Look through the listing below and work out how many of its lines hold the word "name". Give only the number.

- Input records -
__________
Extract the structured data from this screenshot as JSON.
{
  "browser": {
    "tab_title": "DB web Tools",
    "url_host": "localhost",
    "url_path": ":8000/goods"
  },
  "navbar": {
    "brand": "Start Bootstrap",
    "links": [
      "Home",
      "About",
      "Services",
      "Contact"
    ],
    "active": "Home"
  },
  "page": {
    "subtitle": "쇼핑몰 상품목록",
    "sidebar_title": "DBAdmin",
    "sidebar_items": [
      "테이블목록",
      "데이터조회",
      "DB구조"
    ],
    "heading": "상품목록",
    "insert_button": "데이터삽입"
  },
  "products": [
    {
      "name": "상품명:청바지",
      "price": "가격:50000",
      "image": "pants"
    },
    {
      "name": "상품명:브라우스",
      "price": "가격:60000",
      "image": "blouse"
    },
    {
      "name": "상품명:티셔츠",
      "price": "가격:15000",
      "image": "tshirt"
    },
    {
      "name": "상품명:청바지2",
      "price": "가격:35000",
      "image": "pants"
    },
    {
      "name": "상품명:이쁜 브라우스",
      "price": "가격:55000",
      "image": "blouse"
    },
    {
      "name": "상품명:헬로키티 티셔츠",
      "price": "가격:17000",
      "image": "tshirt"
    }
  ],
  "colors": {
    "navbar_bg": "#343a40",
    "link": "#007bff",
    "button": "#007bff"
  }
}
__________
- Written answer -
6